YOUR TASK:
Look through the data below and, wherever a line carries the word "kind", please copy that line.

--- SUPPLIED INFORMATION ---

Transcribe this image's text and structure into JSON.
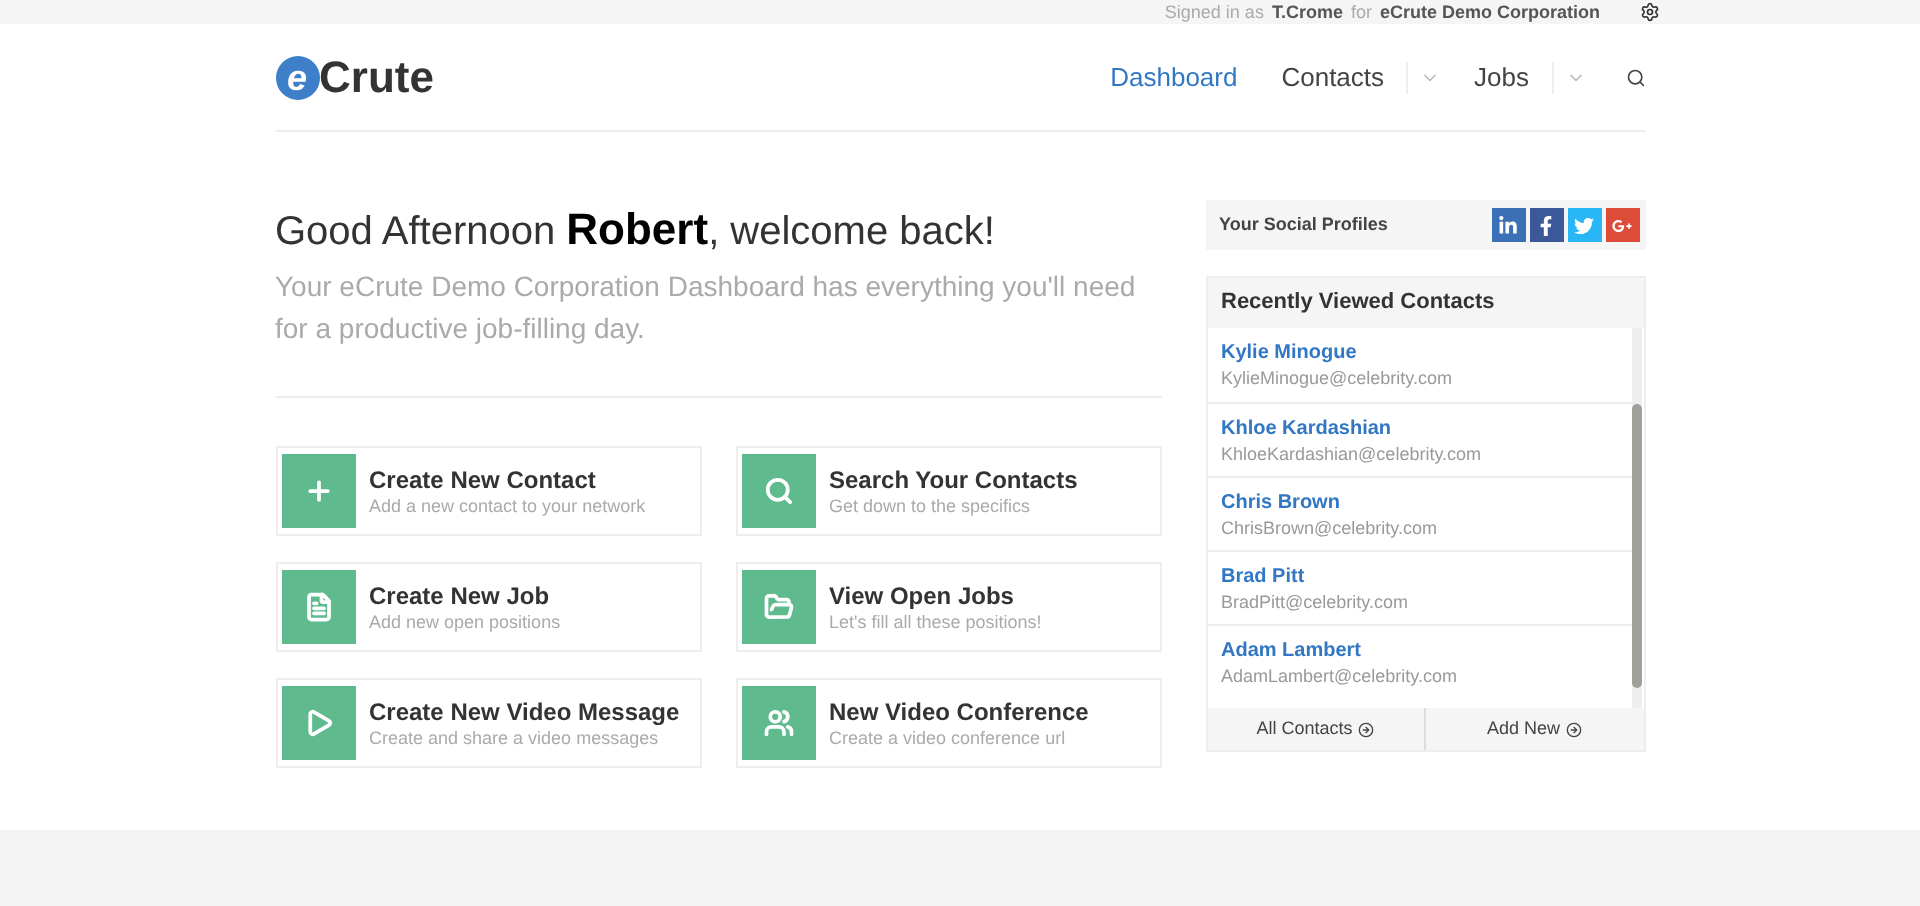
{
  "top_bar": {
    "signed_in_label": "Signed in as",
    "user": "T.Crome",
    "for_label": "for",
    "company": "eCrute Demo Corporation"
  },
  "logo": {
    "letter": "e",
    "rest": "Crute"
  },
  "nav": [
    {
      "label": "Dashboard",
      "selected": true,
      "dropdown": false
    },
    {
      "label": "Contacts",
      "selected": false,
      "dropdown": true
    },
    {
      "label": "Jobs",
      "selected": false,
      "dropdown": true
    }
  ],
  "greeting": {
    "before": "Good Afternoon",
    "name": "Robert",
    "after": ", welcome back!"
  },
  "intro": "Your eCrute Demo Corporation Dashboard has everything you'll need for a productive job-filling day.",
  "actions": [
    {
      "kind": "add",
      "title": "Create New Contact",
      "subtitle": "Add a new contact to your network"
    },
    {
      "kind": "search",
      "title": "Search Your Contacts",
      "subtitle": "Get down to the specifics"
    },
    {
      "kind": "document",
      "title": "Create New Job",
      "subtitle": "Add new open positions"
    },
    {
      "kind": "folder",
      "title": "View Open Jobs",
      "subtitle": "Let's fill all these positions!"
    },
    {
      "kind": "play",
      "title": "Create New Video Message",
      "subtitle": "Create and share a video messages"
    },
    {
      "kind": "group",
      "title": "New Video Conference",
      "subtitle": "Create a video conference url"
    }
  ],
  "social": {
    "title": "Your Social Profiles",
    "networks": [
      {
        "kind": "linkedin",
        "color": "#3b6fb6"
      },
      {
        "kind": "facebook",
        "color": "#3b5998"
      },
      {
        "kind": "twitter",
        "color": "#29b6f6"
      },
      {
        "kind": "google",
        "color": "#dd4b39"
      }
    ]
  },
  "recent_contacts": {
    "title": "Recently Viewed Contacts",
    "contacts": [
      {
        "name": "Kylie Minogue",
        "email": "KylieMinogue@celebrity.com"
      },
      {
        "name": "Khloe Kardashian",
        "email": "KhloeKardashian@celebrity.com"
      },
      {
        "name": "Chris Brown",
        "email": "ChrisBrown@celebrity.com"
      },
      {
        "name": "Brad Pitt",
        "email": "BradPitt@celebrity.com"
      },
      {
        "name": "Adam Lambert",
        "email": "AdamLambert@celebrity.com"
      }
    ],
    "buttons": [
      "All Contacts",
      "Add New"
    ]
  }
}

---

EXERCISE SOLUTION:
      "kind": "add",
      "kind": "search",
      "kind": "document",
      "kind": "folder",
      "kind": "play",
      "kind": "group",
        "kind": "linkedin",
        "kind": "facebook",
        "kind": "twitter",
        "kind": "google",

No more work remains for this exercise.